Before blending essential oils it’s important to understand that essential oils have differences in the holding power of their essence (scent). Blend essential oils using a combination of three classe: top note, middle note, and base note.
- Top note – These oils are light and energizing, but have short staying power due to their fast rate of evaporation. Orange, lemon and Eucalyptus are examples of top note essential oils.
- Middle note – These oils are heavier, more potent and have a slower rate of evaporation. They make up the bulk of the essential oil blends. Geranium, rosemary and ylang ylang are examples of middle note oils.

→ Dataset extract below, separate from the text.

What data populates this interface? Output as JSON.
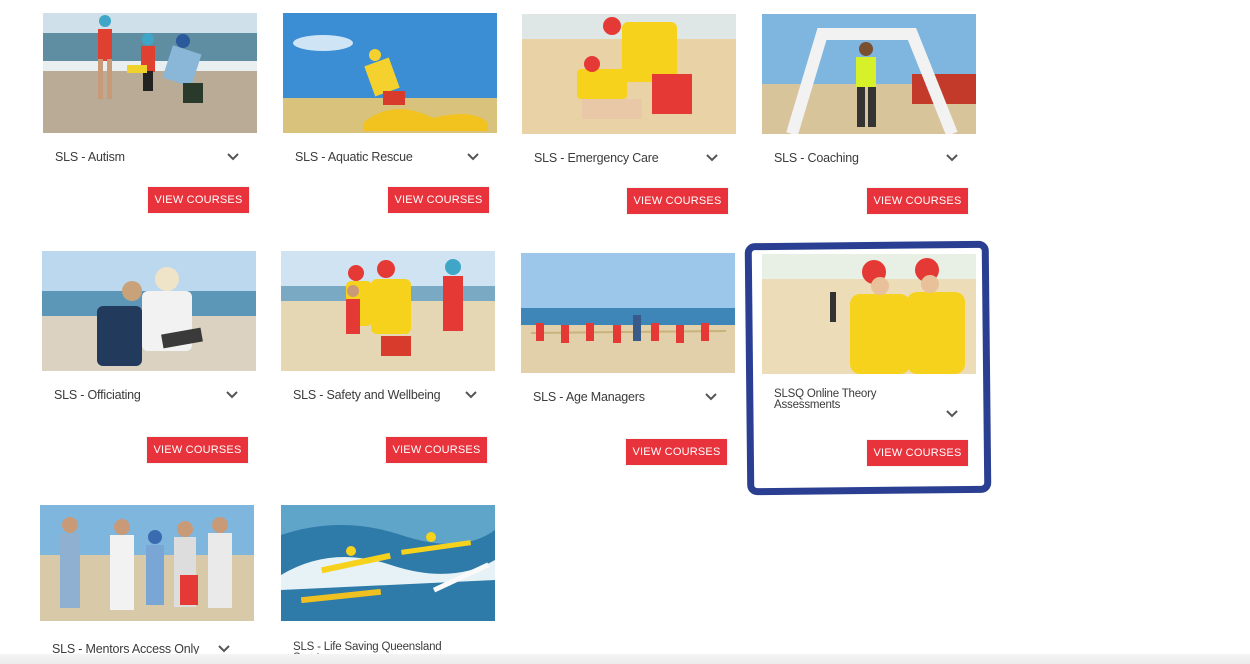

- Base note – The heaviest oils form this group. They have the slowest evaporation rate therefore linger the longest. Clove, cedarwood, and rose are three examples of base note oils.

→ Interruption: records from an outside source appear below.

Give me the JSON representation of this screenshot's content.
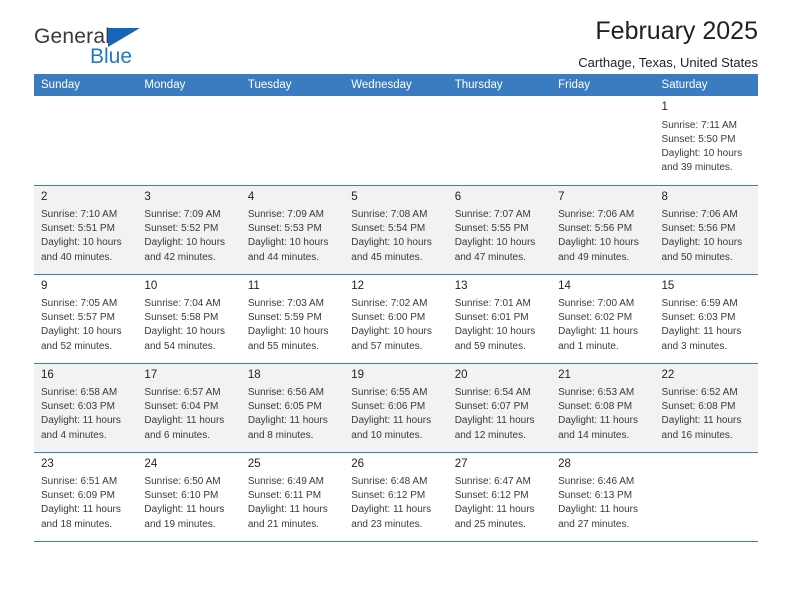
{
  "brand": {
    "word_one": "General",
    "word_two": "Blue",
    "accent_color": "#1f7bc4",
    "triangle_color": "#1565b8"
  },
  "header": {
    "title": "February 2025",
    "subtitle": "Carthage, Texas, United States"
  },
  "calendar": {
    "header_bg": "#3b7cc0",
    "weekdays": [
      "Sunday",
      "Monday",
      "Tuesday",
      "Wednesday",
      "Thursday",
      "Friday",
      "Saturday"
    ],
    "labels": {
      "sunrise": "Sunrise:",
      "sunset": "Sunset:",
      "daylight": "Daylight:"
    },
    "weeks": [
      {
        "shaded": false,
        "days": [
          {
            "empty": true
          },
          {
            "empty": true
          },
          {
            "empty": true
          },
          {
            "empty": true
          },
          {
            "empty": true
          },
          {
            "empty": true
          },
          {
            "empty": false,
            "num": "1",
            "sunrise": "Sunrise: 7:11 AM",
            "sunset": "Sunset: 5:50 PM",
            "daylight_1": "Daylight: 10 hours",
            "daylight_2": "and 39 minutes."
          }
        ]
      },
      {
        "shaded": true,
        "days": [
          {
            "empty": false,
            "num": "2",
            "sunrise": "Sunrise: 7:10 AM",
            "sunset": "Sunset: 5:51 PM",
            "daylight_1": "Daylight: 10 hours",
            "daylight_2": "and 40 minutes."
          },
          {
            "empty": false,
            "num": "3",
            "sunrise": "Sunrise: 7:09 AM",
            "sunset": "Sunset: 5:52 PM",
            "daylight_1": "Daylight: 10 hours",
            "daylight_2": "and 42 minutes."
          },
          {
            "empty": false,
            "num": "4",
            "sunrise": "Sunrise: 7:09 AM",
            "sunset": "Sunset: 5:53 PM",
            "daylight_1": "Daylight: 10 hours",
            "daylight_2": "and 44 minutes."
          },
          {
            "empty": false,
            "num": "5",
            "sunrise": "Sunrise: 7:08 AM",
            "sunset": "Sunset: 5:54 PM",
            "daylight_1": "Daylight: 10 hours",
            "daylight_2": "and 45 minutes."
          },
          {
            "empty": false,
            "num": "6",
            "sunrise": "Sunrise: 7:07 AM",
            "sunset": "Sunset: 5:55 PM",
            "daylight_1": "Daylight: 10 hours",
            "daylight_2": "and 47 minutes."
          },
          {
            "empty": false,
            "num": "7",
            "sunrise": "Sunrise: 7:06 AM",
            "sunset": "Sunset: 5:56 PM",
            "daylight_1": "Daylight: 10 hours",
            "daylight_2": "and 49 minutes."
          },
          {
            "empty": false,
            "num": "8",
            "sunrise": "Sunrise: 7:06 AM",
            "sunset": "Sunset: 5:56 PM",
            "daylight_1": "Daylight: 10 hours",
            "daylight_2": "and 50 minutes."
          }
        ]
      },
      {
        "shaded": false,
        "days": [
          {
            "empty": false,
            "num": "9",
            "sunrise": "Sunrise: 7:05 AM",
            "sunset": "Sunset: 5:57 PM",
            "daylight_1": "Daylight: 10 hours",
            "daylight_2": "and 52 minutes."
          },
          {
            "empty": false,
            "num": "10",
            "sunrise": "Sunrise: 7:04 AM",
            "sunset": "Sunset: 5:58 PM",
            "daylight_1": "Daylight: 10 hours",
            "daylight_2": "and 54 minutes."
          },
          {
            "empty": false,
            "num": "11",
            "sunrise": "Sunrise: 7:03 AM",
            "sunset": "Sunset: 5:59 PM",
            "daylight_1": "Daylight: 10 hours",
            "daylight_2": "and 55 minutes."
          },
          {
            "empty": false,
            "num": "12",
            "sunrise": "Sunrise: 7:02 AM",
            "sunset": "Sunset: 6:00 PM",
            "daylight_1": "Daylight: 10 hours",
            "daylight_2": "and 57 minutes."
          },
          {
            "empty": false,
            "num": "13",
            "sunrise": "Sunrise: 7:01 AM",
            "sunset": "Sunset: 6:01 PM",
            "daylight_1": "Daylight: 10 hours",
            "daylight_2": "and 59 minutes."
          },
          {
            "empty": false,
            "num": "14",
            "sunrise": "Sunrise: 7:00 AM",
            "sunset": "Sunset: 6:02 PM",
            "daylight_1": "Daylight: 11 hours",
            "daylight_2": "and 1 minute."
          },
          {
            "empty": false,
            "num": "15",
            "sunrise": "Sunrise: 6:59 AM",
            "sunset": "Sunset: 6:03 PM",
            "daylight_1": "Daylight: 11 hours",
            "daylight_2": "and 3 minutes."
          }
        ]
      },
      {
        "shaded": true,
        "days": [
          {
            "empty": false,
            "num": "16",
            "sunrise": "Sunrise: 6:58 AM",
            "sunset": "Sunset: 6:03 PM",
            "daylight_1": "Daylight: 11 hours",
            "daylight_2": "and 4 minutes."
          },
          {
            "empty": false,
            "num": "17",
            "sunrise": "Sunrise: 6:57 AM",
            "sunset": "Sunset: 6:04 PM",
            "daylight_1": "Daylight: 11 hours",
            "daylight_2": "and 6 minutes."
          },
          {
            "empty": false,
            "num": "18",
            "sunrise": "Sunrise: 6:56 AM",
            "sunset": "Sunset: 6:05 PM",
            "daylight_1": "Daylight: 11 hours",
            "daylight_2": "and 8 minutes."
          },
          {
            "empty": false,
            "num": "19",
            "sunrise": "Sunrise: 6:55 AM",
            "sunset": "Sunset: 6:06 PM",
            "daylight_1": "Daylight: 11 hours",
            "daylight_2": "and 10 minutes."
          },
          {
            "empty": false,
            "num": "20",
            "sunrise": "Sunrise: 6:54 AM",
            "sunset": "Sunset: 6:07 PM",
            "daylight_1": "Daylight: 11 hours",
            "daylight_2": "and 12 minutes."
          },
          {
            "empty": false,
            "num": "21",
            "sunrise": "Sunrise: 6:53 AM",
            "sunset": "Sunset: 6:08 PM",
            "daylight_1": "Daylight: 11 hours",
            "daylight_2": "and 14 minutes."
          },
          {
            "empty": false,
            "num": "22",
            "sunrise": "Sunrise: 6:52 AM",
            "sunset": "Sunset: 6:08 PM",
            "daylight_1": "Daylight: 11 hours",
            "daylight_2": "and 16 minutes."
          }
        ]
      },
      {
        "shaded": false,
        "days": [
          {
            "empty": false,
            "num": "23",
            "sunrise": "Sunrise: 6:51 AM",
            "sunset": "Sunset: 6:09 PM",
            "daylight_1": "Daylight: 11 hours",
            "daylight_2": "and 18 minutes."
          },
          {
            "empty": false,
            "num": "24",
            "sunrise": "Sunrise: 6:50 AM",
            "sunset": "Sunset: 6:10 PM",
            "daylight_1": "Daylight: 11 hours",
            "daylight_2": "and 19 minutes."
          },
          {
            "empty": false,
            "num": "25",
            "sunrise": "Sunrise: 6:49 AM",
            "sunset": "Sunset: 6:11 PM",
            "daylight_1": "Daylight: 11 hours",
            "daylight_2": "and 21 minutes."
          },
          {
            "empty": false,
            "num": "26",
            "sunrise": "Sunrise: 6:48 AM",
            "sunset": "Sunset: 6:12 PM",
            "daylight_1": "Daylight: 11 hours",
            "daylight_2": "and 23 minutes."
          },
          {
            "empty": false,
            "num": "27",
            "sunrise": "Sunrise: 6:47 AM",
            "sunset": "Sunset: 6:12 PM",
            "daylight_1": "Daylight: 11 hours",
            "daylight_2": "and 25 minutes."
          },
          {
            "empty": false,
            "num": "28",
            "sunrise": "Sunrise: 6:46 AM",
            "sunset": "Sunset: 6:13 PM",
            "daylight_1": "Daylight: 11 hours",
            "daylight_2": "and 27 minutes."
          },
          {
            "empty": true
          }
        ]
      }
    ]
  }
}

When you’re experimenting with oil blends, it’s a good idea to consider where on the keyboard of scents the oil falls. However, in your quest for that perfect scent, you may choose to ignore that altogether and surge forward with careless abandon. That’s perfectly okay as long as you understand what to expect from the blend you choose.

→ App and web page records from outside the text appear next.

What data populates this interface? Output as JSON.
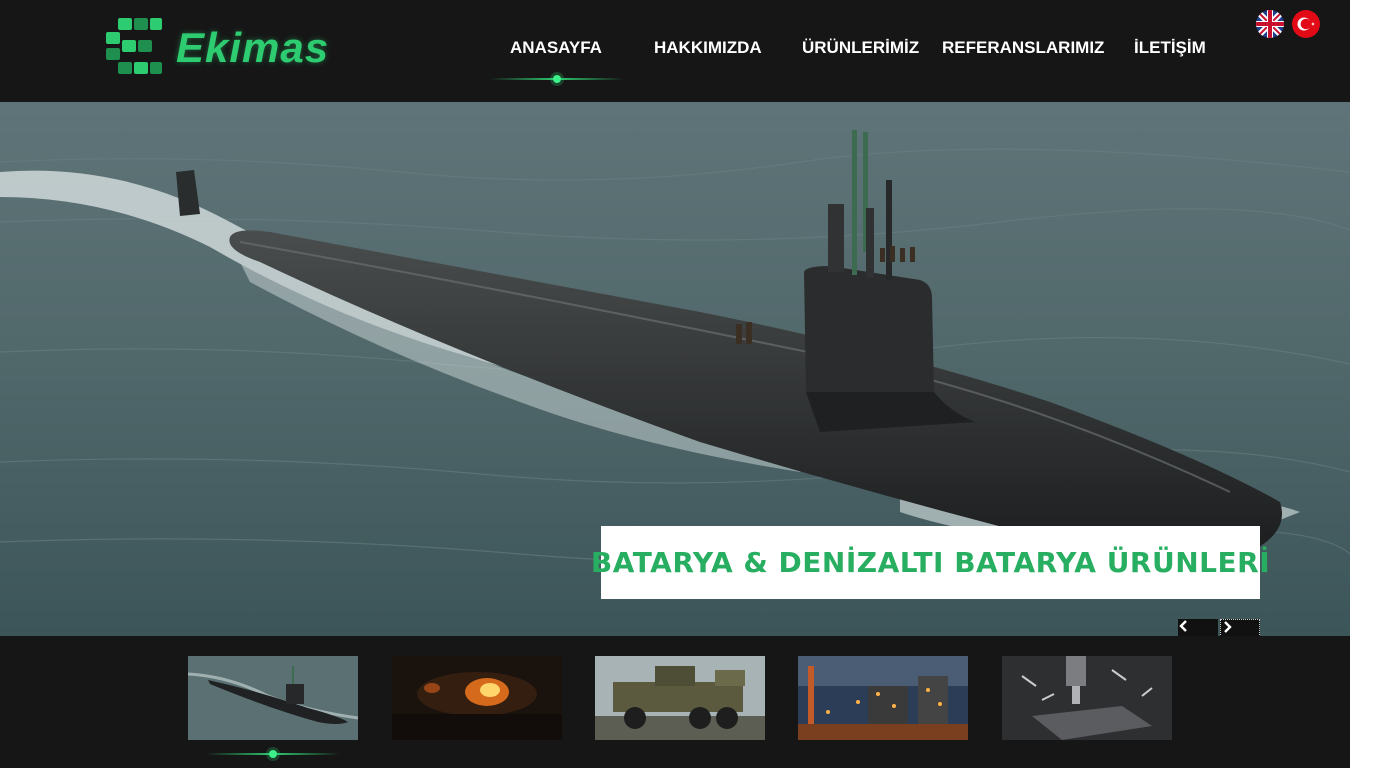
{
  "brand": {
    "name": "Ekimas",
    "accent": "#2ecc71",
    "dark_bg": "#161616"
  },
  "nav": {
    "items": [
      {
        "label": "ANASAYFA",
        "active": true
      },
      {
        "label": "HAKKIMIZDA",
        "active": false
      },
      {
        "label": "ÜRÜNLERİMİZ",
        "active": false
      },
      {
        "label": "REFERANSLARIMIZ",
        "active": false
      },
      {
        "label": "İLETİŞİM",
        "active": false
      }
    ]
  },
  "languages": [
    {
      "icon": "uk-flag-icon",
      "code": "en"
    },
    {
      "icon": "turkey-flag-icon",
      "code": "tr"
    }
  ],
  "hero": {
    "caption": "BATARYA & DENİZALTI BATARYA ÜRÜNLERİ",
    "prev_icon": "chevron-left-icon",
    "next_icon": "chevron-right-icon",
    "caption_color": "#27ae60"
  },
  "thumbnails": [
    {
      "subject": "submarine",
      "active": true
    },
    {
      "subject": "fire-explosion",
      "active": false
    },
    {
      "subject": "military-truck",
      "active": false
    },
    {
      "subject": "industrial-plant-night",
      "active": false
    },
    {
      "subject": "cnc-machining",
      "active": false
    }
  ]
}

The goal in blending oils is to determine which combination of scents produces the desired effect. Say you want to add lemon (top note), rosemary (middle note), and clove (base note) together. You think that would be a great combination for a soap making project. However, you’re smart and don’t want to proceed without knowing if this combination is going to give the desired scent.
- First you gather several small jars with lids, your essential oils and a package of Q tips.
- Now place all three jars of essential oil side by side and open them. Take care not to lean your nose too close to them. This can ruin your ability discern the essence of your blend correctly as essential oils are potent when whiffed full strength. Waft the combined scents toward your nose with your hand.
- Take a Q tips and dip it into one of your essential oils then place the Q tip into one of your empty jars. Repeat the process with the remaining two jars.
- Cap off your jars of essential oil and waft the jar containing the blend of oils toward your nose. Is it the scent you desired? Make note of your reaction to the blend. How did it make you feel?
- Repeat the process of opening and wafting after 1 hour, 6 hours, 12 hours, 24 hours and 48 hours. Make note of how the scents change over time.
- Keep experimenting until you are satisfied with the blend.
- If you want to experiment with different concentrations of the same oils, use an eye dropper, but take care to use a clean dropper for each essential oil or they will end up contaminated.
- Don’t overload your scent receptors. Three whiffs and your out is a general rule. Wait three minutes between whiffs or your brain will give you skewed results. Sniffing coffee beans will help clear your scent receptors.
- Store your essential oils and your test jars in a cool dark place.
Blend essential oils using your favorite scents. Try experimenting using your favorite scents to come up with a fragrance that’s customized just for you.
Now go have fun and relax.